Page and application data records
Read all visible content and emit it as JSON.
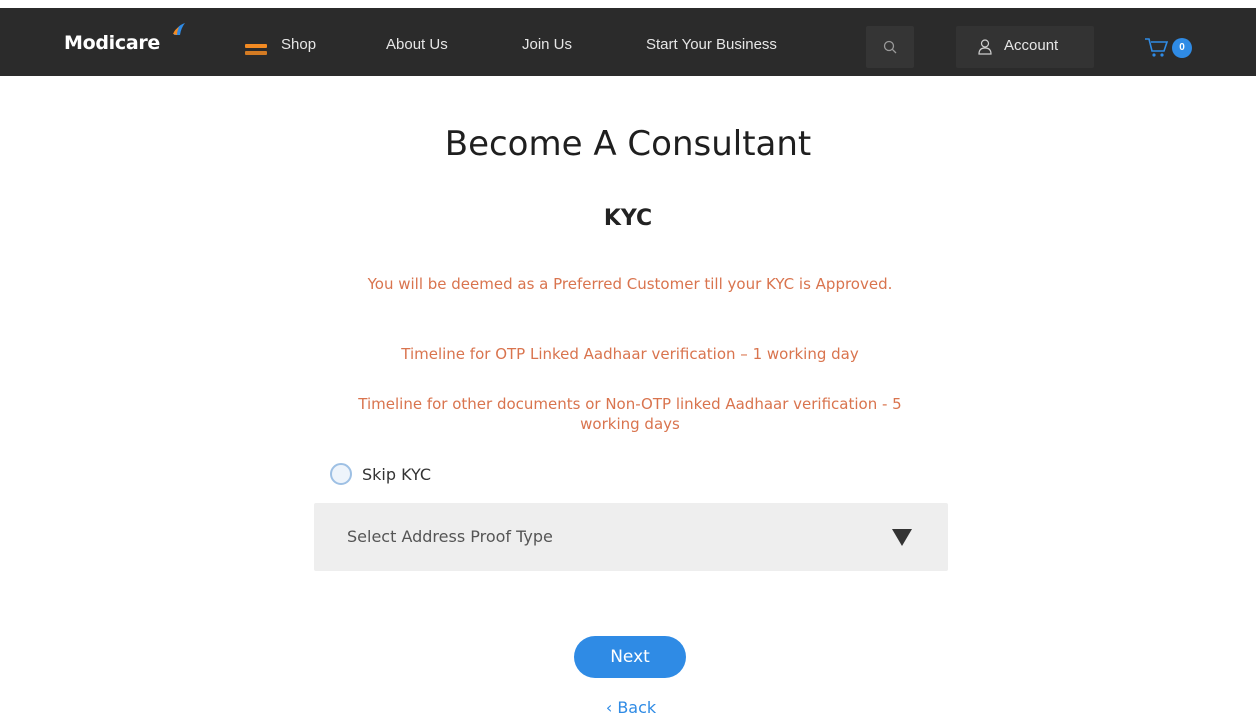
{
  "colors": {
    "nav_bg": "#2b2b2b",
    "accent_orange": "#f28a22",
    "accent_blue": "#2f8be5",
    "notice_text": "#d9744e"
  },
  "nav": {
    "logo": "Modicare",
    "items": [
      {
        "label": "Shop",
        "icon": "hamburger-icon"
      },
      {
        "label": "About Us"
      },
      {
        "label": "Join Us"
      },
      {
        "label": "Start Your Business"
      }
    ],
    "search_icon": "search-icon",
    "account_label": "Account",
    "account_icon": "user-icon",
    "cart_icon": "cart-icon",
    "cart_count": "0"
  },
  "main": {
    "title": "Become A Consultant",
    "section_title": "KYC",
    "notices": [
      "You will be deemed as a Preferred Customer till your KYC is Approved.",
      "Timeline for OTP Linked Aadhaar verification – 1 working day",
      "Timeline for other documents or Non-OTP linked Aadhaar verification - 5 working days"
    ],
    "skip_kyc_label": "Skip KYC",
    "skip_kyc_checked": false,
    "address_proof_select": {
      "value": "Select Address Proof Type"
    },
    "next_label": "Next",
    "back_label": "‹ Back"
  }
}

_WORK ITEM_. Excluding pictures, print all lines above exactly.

_YOUR RESPONSE_.
Read all visible content and emit it as JSON.
{
  "colors": {
    "nav_bg": "#2b2b2b",
    "accent_orange": "#f28a22",
    "accent_blue": "#2f8be5",
    "notice_text": "#d9744e"
  },
  "nav": {
    "logo": "Modicare",
    "items": [
      {
        "label": "Shop",
        "icon": "hamburger-icon"
      },
      {
        "label": "About Us"
      },
      {
        "label": "Join Us"
      },
      {
        "label": "Start Your Business"
      }
    ],
    "search_icon": "search-icon",
    "account_label": "Account",
    "account_icon": "user-icon",
    "cart_icon": "cart-icon",
    "cart_count": "0"
  },
  "main": {
    "title": "Become A Consultant",
    "section_title": "KYC",
    "notices": [
      "You will be deemed as a Preferred Customer till your KYC is Approved.",
      "Timeline for OTP Linked Aadhaar verification – 1 working day",
      "Timeline for other documents or Non-OTP linked Aadhaar verification - 5 working days"
    ],
    "skip_kyc_label": "Skip KYC",
    "skip_kyc_checked": false,
    "address_proof_select": {
      "value": "Select Address Proof Type"
    },
    "next_label": "Next",
    "back_label": "‹ Back"
  }
}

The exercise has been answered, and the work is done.